**Provided records**:
▬▬▬▬▬▬▬▬▬▬

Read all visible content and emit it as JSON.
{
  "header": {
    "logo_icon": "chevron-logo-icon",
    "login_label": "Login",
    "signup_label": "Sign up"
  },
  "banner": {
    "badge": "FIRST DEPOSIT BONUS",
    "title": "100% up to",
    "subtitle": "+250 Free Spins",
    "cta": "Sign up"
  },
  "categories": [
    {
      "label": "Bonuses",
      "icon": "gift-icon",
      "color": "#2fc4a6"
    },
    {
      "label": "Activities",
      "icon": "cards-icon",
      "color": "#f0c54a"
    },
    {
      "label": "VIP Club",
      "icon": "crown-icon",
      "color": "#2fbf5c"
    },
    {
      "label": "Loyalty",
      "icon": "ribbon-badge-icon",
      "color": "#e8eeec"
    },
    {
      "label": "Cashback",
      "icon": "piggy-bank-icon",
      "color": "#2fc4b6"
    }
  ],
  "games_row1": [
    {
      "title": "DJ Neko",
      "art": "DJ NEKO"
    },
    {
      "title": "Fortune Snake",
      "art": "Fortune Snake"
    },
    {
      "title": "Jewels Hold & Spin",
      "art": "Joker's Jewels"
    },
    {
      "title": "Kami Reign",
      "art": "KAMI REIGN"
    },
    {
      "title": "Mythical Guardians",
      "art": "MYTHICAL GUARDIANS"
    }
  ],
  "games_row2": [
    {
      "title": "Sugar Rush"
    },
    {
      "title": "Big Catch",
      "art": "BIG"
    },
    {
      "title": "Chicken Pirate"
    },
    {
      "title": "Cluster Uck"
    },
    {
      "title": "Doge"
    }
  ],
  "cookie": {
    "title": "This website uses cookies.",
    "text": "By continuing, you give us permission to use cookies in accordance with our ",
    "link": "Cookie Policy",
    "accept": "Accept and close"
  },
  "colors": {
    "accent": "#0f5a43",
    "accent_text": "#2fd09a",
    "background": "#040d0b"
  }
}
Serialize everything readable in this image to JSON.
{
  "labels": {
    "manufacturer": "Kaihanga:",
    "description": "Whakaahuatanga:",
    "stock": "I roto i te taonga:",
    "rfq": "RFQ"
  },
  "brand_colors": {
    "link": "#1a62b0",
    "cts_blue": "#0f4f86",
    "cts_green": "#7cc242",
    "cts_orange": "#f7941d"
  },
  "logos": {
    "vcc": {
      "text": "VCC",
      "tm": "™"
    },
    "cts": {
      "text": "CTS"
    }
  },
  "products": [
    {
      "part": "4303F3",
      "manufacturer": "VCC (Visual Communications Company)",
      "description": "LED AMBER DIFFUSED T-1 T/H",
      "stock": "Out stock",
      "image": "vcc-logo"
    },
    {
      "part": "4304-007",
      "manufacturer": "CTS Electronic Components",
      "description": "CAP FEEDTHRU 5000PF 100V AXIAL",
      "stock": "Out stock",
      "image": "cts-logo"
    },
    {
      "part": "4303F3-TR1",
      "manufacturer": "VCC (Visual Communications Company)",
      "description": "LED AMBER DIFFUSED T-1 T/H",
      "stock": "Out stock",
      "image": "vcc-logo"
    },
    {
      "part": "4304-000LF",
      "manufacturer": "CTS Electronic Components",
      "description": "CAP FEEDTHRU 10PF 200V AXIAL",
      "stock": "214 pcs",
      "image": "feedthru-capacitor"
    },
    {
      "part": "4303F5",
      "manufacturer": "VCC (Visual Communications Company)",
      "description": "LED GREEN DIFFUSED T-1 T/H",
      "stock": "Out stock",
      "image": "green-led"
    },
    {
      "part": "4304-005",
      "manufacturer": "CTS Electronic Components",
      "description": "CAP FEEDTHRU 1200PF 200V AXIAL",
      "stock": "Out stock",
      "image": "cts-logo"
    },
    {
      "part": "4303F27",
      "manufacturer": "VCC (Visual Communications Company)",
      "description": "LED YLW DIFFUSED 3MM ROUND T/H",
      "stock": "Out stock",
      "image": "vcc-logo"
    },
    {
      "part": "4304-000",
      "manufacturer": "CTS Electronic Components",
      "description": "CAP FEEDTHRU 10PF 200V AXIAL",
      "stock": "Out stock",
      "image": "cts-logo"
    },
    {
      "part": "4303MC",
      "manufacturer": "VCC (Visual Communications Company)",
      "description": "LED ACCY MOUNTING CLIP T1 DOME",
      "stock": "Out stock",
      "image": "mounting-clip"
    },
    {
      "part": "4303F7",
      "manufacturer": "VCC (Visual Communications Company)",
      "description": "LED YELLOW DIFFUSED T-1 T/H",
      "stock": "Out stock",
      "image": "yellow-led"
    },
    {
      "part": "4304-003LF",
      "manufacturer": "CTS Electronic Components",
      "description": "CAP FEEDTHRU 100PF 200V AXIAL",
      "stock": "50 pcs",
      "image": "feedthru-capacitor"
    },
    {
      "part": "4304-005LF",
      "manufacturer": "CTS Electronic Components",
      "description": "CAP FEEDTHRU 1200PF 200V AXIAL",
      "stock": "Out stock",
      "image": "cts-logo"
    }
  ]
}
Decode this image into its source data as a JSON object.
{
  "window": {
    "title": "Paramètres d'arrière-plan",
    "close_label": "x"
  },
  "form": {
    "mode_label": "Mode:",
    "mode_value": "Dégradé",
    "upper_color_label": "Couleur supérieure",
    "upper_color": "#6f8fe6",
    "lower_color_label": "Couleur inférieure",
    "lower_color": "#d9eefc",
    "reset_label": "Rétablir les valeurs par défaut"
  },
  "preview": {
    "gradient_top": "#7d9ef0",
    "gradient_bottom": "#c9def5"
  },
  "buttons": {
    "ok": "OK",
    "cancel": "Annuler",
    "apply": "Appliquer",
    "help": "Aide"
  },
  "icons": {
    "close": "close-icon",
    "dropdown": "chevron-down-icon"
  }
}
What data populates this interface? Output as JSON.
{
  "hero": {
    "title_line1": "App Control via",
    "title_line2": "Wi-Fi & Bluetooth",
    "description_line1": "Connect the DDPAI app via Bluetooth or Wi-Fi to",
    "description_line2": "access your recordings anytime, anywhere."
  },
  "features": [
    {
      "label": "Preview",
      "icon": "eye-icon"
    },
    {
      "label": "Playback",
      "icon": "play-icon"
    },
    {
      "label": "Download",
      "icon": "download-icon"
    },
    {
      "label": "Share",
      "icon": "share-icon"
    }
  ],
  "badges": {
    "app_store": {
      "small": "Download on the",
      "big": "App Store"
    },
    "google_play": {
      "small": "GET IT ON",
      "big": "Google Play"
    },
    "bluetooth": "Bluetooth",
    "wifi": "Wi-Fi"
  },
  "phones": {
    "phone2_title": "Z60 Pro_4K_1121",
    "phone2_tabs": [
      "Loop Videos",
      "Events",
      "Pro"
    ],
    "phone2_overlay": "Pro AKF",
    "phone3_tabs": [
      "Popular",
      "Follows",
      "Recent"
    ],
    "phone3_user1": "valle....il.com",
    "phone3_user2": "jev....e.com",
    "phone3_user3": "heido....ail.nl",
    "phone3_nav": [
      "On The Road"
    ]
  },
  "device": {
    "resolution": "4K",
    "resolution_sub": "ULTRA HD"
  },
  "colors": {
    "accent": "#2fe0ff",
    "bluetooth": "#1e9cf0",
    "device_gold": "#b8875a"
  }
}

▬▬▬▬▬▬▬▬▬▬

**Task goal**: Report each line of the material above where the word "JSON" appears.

**Task solution**:
Read all visible content and emit it as JSON.
Serialize everything readable in this image to JSON.
Decode this image into its source data as a JSON object.
What data populates this interface? Output as JSON.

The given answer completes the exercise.